──────── RECORD EXCERPTS
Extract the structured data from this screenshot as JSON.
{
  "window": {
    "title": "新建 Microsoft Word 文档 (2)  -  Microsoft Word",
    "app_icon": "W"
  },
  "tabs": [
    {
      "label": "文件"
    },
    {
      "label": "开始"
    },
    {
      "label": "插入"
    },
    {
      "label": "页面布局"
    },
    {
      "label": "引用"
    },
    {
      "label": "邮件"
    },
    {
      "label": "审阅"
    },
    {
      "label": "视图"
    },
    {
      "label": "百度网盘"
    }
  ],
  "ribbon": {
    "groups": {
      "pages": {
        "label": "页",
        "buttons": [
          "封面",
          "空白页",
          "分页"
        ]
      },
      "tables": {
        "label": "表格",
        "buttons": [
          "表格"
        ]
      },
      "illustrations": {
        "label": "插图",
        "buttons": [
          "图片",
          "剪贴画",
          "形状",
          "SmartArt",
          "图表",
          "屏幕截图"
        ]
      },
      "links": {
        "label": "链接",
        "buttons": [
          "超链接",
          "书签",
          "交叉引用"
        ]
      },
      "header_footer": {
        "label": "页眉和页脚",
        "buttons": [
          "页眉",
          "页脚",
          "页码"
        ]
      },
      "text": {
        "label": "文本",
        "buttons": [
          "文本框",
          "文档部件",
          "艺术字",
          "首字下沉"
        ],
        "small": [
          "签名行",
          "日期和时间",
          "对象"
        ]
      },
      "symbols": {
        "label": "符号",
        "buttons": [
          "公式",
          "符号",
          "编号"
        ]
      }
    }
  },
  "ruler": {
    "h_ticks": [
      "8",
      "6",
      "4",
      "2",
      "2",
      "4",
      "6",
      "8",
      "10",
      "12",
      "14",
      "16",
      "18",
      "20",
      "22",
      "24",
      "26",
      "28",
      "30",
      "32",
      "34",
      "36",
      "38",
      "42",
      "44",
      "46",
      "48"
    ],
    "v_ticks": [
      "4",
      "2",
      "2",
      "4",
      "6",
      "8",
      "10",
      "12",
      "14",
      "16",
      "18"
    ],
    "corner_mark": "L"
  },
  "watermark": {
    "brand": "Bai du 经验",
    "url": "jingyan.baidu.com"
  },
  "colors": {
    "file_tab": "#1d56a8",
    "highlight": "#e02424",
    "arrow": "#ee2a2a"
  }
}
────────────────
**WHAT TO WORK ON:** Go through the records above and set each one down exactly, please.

**RESULT OF THE EXERCISE:**
Extract the structured data from this screenshot as JSON.
{
  "window": {
    "title": "新建 Microsoft Word 文档 (2)  -  Microsoft Word",
    "app_icon": "W"
  },
  "tabs": [
    {
      "label": "文件"
    },
    {
      "label": "开始"
    },
    {
      "label": "插入"
    },
    {
      "label": "页面布局"
    },
    {
      "label": "引用"
    },
    {
      "label": "邮件"
    },
    {
      "label": "审阅"
    },
    {
      "label": "视图"
    },
    {
      "label": "百度网盘"
    }
  ],
  "ribbon": {
    "groups": {
      "pages": {
        "label": "页",
        "buttons": [
          "封面",
          "空白页",
          "分页"
        ]
      },
      "tables": {
        "label": "表格",
        "buttons": [
          "表格"
        ]
      },
      "illustrations": {
        "label": "插图",
        "buttons": [
          "图片",
          "剪贴画",
          "形状",
          "SmartArt",
          "图表",
          "屏幕截图"
        ]
      },
      "links": {
        "label": "链接",
        "buttons": [
          "超链接",
          "书签",
          "交叉引用"
        ]
      },
      "header_footer": {
        "label": "页眉和页脚",
        "buttons": [
          "页眉",
          "页脚",
          "页码"
        ]
      },
      "text": {
        "label": "文本",
        "buttons": [
          "文本框",
          "文档部件",
          "艺术字",
          "首字下沉"
        ],
        "small": [
          "签名行",
          "日期和时间",
          "对象"
        ]
      },
      "symbols": {
        "label": "符号",
        "buttons": [
          "公式",
          "符号",
          "编号"
        ]
      }
    }
  },
  "ruler": {
    "h_ticks": [
      "8",
      "6",
      "4",
      "2",
      "2",
      "4",
      "6",
      "8",
      "10",
      "12",
      "14",
      "16",
      "18",
      "20",
      "22",
      "24",
      "26",
      "28",
      "30",
      "32",
      "34",
      "36",
      "38",
      "42",
      "44",
      "46",
      "48"
    ],
    "v_ticks": [
      "4",
      "2",
      "2",
      "4",
      "6",
      "8",
      "10",
      "12",
      "14",
      "16",
      "18"
    ],
    "corner_mark": "L"
  },
  "watermark": {
    "brand": "Bai du 经验",
    "url": "jingyan.baidu.com"
  },
  "colors": {
    "file_tab": "#1d56a8",
    "highlight": "#e02424",
    "arrow": "#ee2a2a"
  }
}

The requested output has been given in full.